Exercise objective: Look through the material below. Copy every line with the string "capture" in it.

Extracted records:
---
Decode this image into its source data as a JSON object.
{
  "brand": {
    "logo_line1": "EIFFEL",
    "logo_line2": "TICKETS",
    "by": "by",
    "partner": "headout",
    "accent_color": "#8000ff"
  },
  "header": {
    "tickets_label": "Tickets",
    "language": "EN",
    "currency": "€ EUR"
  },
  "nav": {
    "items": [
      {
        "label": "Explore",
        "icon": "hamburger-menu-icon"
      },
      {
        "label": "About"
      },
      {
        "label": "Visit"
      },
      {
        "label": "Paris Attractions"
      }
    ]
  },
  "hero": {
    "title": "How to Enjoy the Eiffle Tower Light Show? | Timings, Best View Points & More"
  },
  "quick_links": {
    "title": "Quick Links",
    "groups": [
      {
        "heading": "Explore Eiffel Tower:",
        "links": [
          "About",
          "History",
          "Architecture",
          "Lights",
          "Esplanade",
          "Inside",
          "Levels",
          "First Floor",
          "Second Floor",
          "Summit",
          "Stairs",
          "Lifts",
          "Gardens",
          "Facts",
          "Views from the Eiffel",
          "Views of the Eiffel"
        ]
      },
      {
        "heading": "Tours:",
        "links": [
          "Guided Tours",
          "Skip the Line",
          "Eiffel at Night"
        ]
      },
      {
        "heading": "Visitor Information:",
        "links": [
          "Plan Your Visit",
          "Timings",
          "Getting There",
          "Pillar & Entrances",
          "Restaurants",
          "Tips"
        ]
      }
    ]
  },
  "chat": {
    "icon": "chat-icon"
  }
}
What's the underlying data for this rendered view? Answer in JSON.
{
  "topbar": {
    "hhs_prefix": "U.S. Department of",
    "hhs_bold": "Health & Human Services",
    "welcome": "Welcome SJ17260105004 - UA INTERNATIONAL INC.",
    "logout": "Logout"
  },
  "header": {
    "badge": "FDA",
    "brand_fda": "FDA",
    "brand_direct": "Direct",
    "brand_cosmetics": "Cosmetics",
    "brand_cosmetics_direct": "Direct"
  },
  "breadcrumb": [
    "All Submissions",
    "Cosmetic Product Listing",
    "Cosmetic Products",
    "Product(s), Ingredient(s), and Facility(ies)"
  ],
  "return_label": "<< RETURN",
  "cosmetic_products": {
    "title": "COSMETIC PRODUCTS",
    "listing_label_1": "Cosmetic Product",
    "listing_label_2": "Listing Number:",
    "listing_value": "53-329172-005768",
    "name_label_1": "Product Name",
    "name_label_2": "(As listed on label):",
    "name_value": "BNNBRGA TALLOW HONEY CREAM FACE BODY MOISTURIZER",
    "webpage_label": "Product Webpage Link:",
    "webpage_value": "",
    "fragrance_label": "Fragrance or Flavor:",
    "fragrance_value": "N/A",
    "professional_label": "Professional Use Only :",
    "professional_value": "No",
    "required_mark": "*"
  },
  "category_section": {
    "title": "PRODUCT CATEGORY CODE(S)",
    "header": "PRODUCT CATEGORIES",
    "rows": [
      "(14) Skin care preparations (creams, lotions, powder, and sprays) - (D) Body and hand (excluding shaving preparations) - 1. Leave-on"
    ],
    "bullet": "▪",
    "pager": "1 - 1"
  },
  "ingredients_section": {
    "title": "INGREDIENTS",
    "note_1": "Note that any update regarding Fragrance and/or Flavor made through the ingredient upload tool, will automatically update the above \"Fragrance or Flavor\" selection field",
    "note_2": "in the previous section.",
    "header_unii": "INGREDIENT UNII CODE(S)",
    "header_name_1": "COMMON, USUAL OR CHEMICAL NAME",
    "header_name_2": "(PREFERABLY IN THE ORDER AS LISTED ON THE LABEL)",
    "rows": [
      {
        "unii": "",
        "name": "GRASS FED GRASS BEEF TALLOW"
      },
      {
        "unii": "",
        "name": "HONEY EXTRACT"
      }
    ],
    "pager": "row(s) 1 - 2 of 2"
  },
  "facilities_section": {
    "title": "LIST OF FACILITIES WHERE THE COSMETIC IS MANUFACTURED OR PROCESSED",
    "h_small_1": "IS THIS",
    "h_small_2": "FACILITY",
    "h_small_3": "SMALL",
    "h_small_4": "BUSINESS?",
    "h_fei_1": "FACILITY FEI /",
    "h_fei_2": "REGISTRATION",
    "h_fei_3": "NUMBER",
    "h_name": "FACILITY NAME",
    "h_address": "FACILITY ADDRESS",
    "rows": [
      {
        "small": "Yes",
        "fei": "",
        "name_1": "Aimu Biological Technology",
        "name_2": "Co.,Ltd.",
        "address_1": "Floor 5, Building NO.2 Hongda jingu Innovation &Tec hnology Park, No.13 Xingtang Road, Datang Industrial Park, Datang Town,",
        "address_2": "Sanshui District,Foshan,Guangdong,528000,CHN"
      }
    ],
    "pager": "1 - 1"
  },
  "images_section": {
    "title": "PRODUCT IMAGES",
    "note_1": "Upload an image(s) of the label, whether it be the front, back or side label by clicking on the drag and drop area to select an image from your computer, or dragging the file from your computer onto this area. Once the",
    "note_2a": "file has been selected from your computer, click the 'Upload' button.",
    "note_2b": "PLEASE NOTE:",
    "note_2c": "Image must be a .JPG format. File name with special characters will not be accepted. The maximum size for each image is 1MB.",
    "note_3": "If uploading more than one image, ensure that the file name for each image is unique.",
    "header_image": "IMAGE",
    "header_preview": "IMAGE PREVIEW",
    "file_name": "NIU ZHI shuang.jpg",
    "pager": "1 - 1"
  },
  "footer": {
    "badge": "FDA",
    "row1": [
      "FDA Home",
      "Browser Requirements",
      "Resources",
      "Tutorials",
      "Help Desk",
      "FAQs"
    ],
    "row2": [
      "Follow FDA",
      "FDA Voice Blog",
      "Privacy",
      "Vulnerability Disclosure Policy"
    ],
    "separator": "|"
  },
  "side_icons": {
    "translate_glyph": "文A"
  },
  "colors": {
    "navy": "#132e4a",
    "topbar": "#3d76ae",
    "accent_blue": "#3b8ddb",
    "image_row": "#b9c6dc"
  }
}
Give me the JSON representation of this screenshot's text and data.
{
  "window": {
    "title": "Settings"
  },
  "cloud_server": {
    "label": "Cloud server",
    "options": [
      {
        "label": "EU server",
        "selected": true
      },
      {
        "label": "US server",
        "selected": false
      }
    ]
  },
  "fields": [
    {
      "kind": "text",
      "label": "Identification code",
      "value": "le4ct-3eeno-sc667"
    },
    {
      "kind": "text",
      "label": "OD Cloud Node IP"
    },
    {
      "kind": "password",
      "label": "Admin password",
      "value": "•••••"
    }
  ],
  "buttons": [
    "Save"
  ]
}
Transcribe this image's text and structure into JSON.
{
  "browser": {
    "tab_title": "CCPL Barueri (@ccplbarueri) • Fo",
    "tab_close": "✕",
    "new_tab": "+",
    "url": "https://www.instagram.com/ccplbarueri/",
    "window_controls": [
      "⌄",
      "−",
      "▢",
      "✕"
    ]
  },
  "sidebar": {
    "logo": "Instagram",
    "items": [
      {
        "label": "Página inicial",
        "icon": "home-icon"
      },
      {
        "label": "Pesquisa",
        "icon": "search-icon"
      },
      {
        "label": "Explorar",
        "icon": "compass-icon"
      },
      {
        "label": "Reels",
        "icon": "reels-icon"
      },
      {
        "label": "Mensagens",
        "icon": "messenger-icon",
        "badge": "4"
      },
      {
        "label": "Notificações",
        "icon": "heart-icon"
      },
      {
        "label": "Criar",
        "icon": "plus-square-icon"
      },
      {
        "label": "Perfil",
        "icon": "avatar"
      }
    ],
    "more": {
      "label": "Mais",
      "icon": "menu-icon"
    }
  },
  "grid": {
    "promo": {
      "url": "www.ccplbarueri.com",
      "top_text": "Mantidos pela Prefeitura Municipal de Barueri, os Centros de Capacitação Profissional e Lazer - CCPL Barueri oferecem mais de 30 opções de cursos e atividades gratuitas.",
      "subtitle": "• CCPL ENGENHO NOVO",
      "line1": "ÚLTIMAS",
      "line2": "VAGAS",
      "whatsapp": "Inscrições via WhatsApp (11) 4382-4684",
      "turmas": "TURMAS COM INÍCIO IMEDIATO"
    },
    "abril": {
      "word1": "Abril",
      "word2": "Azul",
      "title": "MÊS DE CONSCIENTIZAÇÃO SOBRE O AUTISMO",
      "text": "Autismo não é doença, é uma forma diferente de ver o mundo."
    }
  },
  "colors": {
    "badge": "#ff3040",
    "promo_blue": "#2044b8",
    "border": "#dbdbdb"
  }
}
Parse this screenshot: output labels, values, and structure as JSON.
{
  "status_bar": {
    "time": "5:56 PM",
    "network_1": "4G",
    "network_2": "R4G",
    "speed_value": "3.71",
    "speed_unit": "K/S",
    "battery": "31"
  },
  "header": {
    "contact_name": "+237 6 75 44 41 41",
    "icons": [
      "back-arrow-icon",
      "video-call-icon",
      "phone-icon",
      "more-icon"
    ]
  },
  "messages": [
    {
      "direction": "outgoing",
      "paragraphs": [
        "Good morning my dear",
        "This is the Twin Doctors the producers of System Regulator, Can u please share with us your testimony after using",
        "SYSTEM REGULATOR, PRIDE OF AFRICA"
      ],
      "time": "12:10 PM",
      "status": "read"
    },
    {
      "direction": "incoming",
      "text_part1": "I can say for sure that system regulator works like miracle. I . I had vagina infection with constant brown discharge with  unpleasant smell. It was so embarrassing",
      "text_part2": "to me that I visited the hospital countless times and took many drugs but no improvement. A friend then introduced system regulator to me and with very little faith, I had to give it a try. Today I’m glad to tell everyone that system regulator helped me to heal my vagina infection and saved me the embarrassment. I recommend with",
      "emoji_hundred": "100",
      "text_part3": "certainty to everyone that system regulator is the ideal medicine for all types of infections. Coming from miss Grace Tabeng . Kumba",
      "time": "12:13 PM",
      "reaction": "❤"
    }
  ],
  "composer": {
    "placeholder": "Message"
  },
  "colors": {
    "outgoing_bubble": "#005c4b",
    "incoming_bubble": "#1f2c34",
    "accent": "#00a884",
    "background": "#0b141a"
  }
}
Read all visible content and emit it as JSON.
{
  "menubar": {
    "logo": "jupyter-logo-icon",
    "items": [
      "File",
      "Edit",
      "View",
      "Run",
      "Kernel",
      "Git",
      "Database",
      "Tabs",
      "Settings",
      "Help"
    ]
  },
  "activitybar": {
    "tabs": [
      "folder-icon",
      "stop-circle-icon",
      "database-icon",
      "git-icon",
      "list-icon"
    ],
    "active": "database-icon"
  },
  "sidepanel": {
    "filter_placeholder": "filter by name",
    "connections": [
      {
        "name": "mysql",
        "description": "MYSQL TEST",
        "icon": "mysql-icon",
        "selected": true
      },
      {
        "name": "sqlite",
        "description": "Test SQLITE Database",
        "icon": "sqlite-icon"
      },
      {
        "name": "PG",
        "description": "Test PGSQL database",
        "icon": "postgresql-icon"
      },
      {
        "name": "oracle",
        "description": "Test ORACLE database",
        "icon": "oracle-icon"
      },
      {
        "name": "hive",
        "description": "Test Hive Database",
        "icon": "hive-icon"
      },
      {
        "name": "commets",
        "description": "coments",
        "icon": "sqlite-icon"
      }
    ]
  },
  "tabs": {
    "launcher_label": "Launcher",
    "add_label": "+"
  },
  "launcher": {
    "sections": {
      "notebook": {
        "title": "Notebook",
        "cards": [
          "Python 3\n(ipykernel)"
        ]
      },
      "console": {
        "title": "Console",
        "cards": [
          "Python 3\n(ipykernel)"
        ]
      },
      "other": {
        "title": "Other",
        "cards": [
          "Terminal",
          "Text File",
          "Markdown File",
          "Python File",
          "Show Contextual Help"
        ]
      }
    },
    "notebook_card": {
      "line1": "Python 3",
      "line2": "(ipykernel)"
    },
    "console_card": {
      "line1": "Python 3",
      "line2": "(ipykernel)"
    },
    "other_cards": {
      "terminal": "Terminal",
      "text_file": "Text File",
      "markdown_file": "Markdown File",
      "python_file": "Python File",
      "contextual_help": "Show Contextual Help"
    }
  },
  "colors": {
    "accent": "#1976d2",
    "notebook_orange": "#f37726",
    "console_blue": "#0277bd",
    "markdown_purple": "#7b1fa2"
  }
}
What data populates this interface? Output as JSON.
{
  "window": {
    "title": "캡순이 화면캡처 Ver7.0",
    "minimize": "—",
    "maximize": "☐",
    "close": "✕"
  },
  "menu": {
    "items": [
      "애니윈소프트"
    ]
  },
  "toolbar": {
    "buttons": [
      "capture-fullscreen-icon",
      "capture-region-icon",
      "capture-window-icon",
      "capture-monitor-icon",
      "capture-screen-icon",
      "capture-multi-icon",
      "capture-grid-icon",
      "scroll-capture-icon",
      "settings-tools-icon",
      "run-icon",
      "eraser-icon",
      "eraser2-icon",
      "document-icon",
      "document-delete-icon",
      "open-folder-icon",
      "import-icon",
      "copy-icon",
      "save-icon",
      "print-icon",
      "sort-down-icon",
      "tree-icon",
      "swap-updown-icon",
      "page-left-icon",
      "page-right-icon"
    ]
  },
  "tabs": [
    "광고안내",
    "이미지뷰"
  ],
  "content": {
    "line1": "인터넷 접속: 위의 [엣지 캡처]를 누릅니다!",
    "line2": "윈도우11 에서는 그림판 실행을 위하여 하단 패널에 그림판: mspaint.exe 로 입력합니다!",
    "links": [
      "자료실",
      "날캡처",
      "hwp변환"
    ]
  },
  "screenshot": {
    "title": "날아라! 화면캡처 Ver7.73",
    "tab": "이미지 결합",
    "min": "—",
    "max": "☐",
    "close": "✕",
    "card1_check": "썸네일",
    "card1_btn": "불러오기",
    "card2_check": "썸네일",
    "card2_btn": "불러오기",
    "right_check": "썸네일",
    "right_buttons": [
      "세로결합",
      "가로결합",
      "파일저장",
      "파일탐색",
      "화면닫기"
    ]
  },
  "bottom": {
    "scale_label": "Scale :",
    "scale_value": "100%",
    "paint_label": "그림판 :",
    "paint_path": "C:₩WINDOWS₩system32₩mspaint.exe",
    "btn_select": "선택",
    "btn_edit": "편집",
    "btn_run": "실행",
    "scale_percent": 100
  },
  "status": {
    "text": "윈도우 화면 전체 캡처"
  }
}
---
Final answer:
      "capture-fullscreen-icon",
      "capture-region-icon",
      "capture-window-icon",
      "capture-monitor-icon",
      "capture-screen-icon",
      "capture-multi-icon",
      "capture-grid-icon",
      "scroll-capture-icon",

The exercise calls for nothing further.